Unmistakable (Matthew 16:13)

Photo by Immo Wegmann on Unsplash

“When Jesus came to the region of Caesarea Philippi, he asked his disciples, “Who do   people say the Son of Man is?””

Prior to this point in Matthew’s narrative, Jesus has used the term “Son of Man” nine times to refer to Himself (Matt 8:20, 9:6, 10:23, 11:19, 12:8, 32, 40, 13:37, 41). This is the 10th time the term comes up, and He will use it twenty more times in this Gospel account. Clearly, Jesus wanted those who follow Him to be aware of who He thought He was, and “Son of Man” was the term He felt best described Himself.

“Son of Man” is an Old Testament scriptural term. It comes up once in Numbers, once in Job and a few times in Psalms. But it comes up 91 times in Ezekiel and twice more in Daniel. Literally “ben-Adam”, Son of Man refers to a male progeny of Adam. In that sense, the term is almost a derogatory one from God’s standpoint. 

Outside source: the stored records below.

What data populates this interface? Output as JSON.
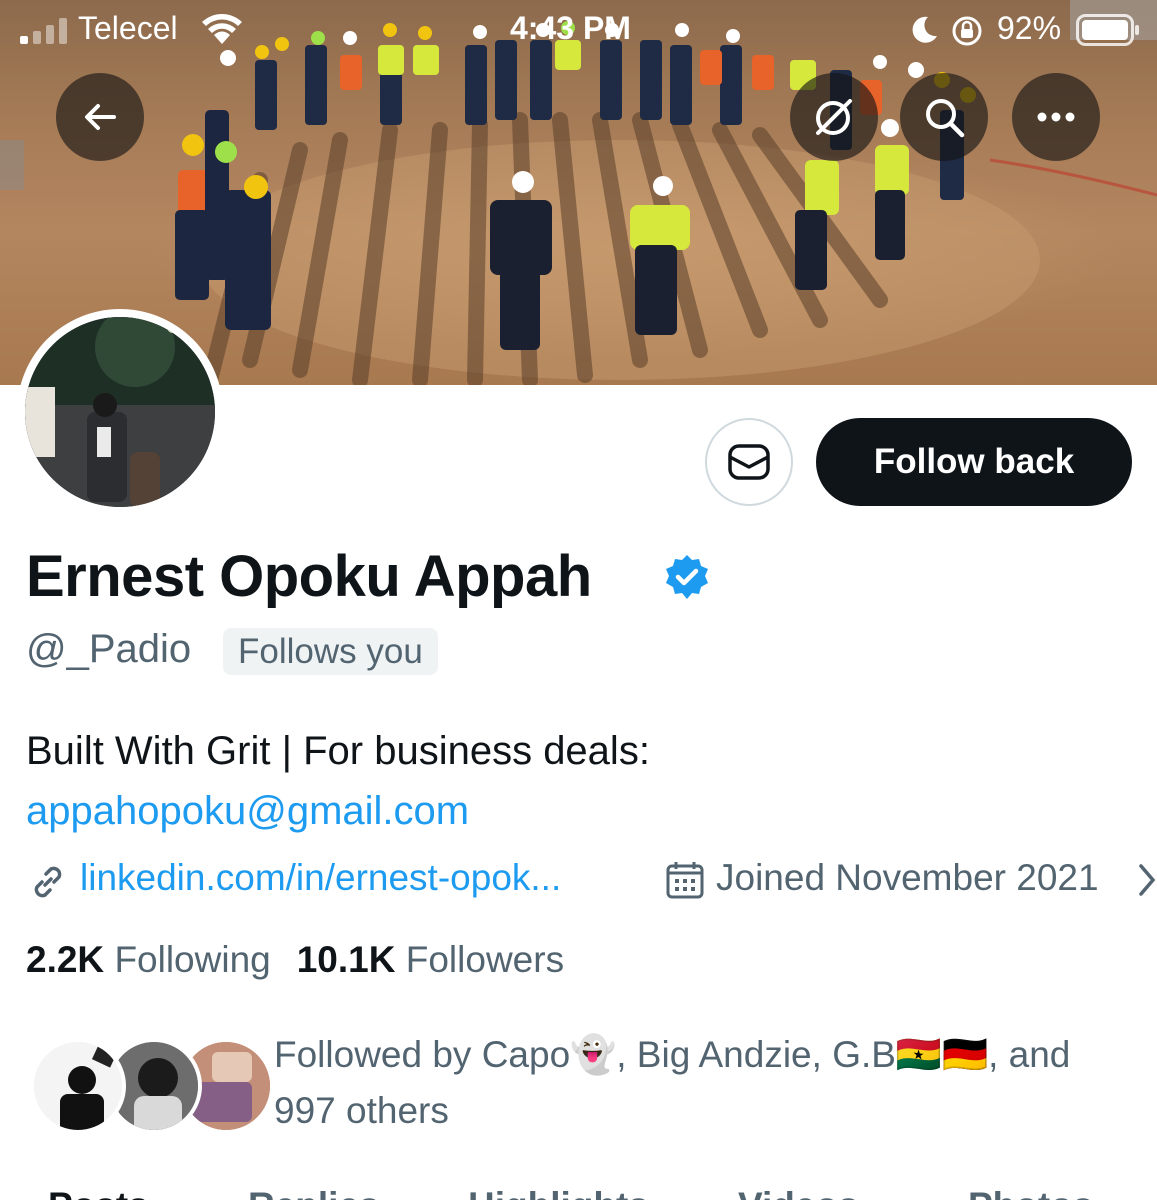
{
  "status_bar": {
    "carrier": "Telecel",
    "time": "4:43 PM",
    "battery": "92%"
  },
  "icons": {
    "back": "arrow-left-icon",
    "grok": "grok-icon",
    "search": "search-icon",
    "more": "more-icon",
    "message": "envelope-icon",
    "verified": "verified-badge-icon",
    "link": "link-icon",
    "calendar": "calendar-icon"
  },
  "colors": {
    "accent": "#1d9bf0",
    "text": "#0f1419",
    "muted": "#536471",
    "button": "#0f1419"
  },
  "profile": {
    "follow_label": "Follow back",
    "name": "Ernest Opoku Appah",
    "handle": "@_Padio",
    "follows_you": "Follows you",
    "bio_text": "Built With Grit | For business deals:",
    "bio_email": "appahopoku@gmail.com",
    "link": "linkedin.com/in/ernest-opok...",
    "joined": "Joined November 2021",
    "following_count": "2.2K",
    "following_label": "Following",
    "followers_count": "10.1K",
    "followers_label": "Followers",
    "followed_by_line1": "Followed by Capo👻, Big Andzie, G.B🇬🇭🇩🇪, and",
    "followed_by_line2": "997 others"
  },
  "tabs": [
    "Posts",
    "Replies",
    "Highlights",
    "Videos",
    "Photos"
  ]
}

Numbers 23:19 uses it in reference to mankind’s unreliability. Job 25:6 uses it in reference to mankind’s inability. The Psalmist first uses it in reference to mankind’s ranking in authority (Ps 8:4). These are all instances where the term is referring to humankind as a whole. But when “Son of Man” refers to God’s servant, it has a very different meaning. In Ezekiel as in Daniel, the connotation becomes one of “the best humankind can get”. The same is true in Psalm 80:17, “Let your hand rest on the man at your right hand, the son of man you have raised up for yourself.” 

To this point Commentator G. Van Groningen noted, “when used of an individual person, who is spoken of as Yahweh’s agent, it points to humankind created royal, restored to a regal position, and called to serve as Yahweh’s human representative on behalf of human beings.” That is the context in which Jesus uses it of Himself. 

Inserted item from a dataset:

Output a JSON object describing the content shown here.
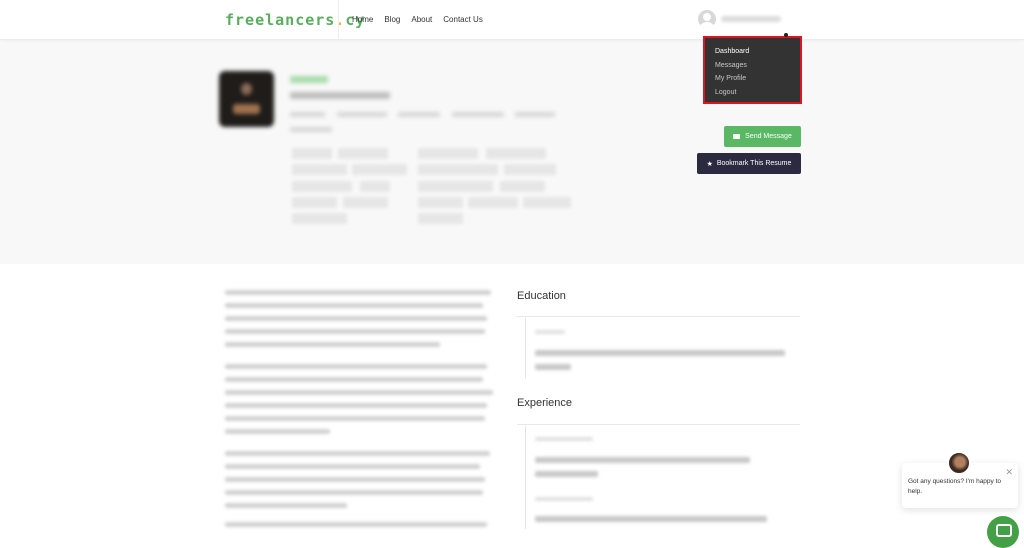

In so doing, He takes upon Himself a term that hints at His Messianic role of redemption: He literally is the one who takes what was fallen and redeems it to God’s original (and highest) purpose. 

Jesus was not only always aware of who He was, He was always aware of His role. His role (who He was sent to be – the one who redeems) and identity (who the Father said He was – God’s Son) were united, allowing Him to minister wholeheartedly from a position of strength and self-awareness. Knowing His disciples would one day need to carry on His ministry, Jesus knew His disciples would likewise need to be firm in their identity and self-awareness. 

That awareness starts with being cognizant of God, and cognizant of God’s calling. So the question He asks is critical. They cannot know who they were and what they were called to be without first knowing who He is and what He had come to be. But rather than ask that question without context, He first asks who others think He is. It is a question that is most appropriate, given the context of where they are –  both geographically and in their discipleship journey!

Essential to understanding Jesus’ identity is recognition of his divine agency.

Andrew T. Lincoln

APPLICATION: Intentionality

The question of our identity can only be rightly answered when we know Christ’s identity. For then and only then can we rightly ascertain who we are in relation to Christ, and our core identity is found not in ourselves by ourselves, but in relationship – and in relationship to God.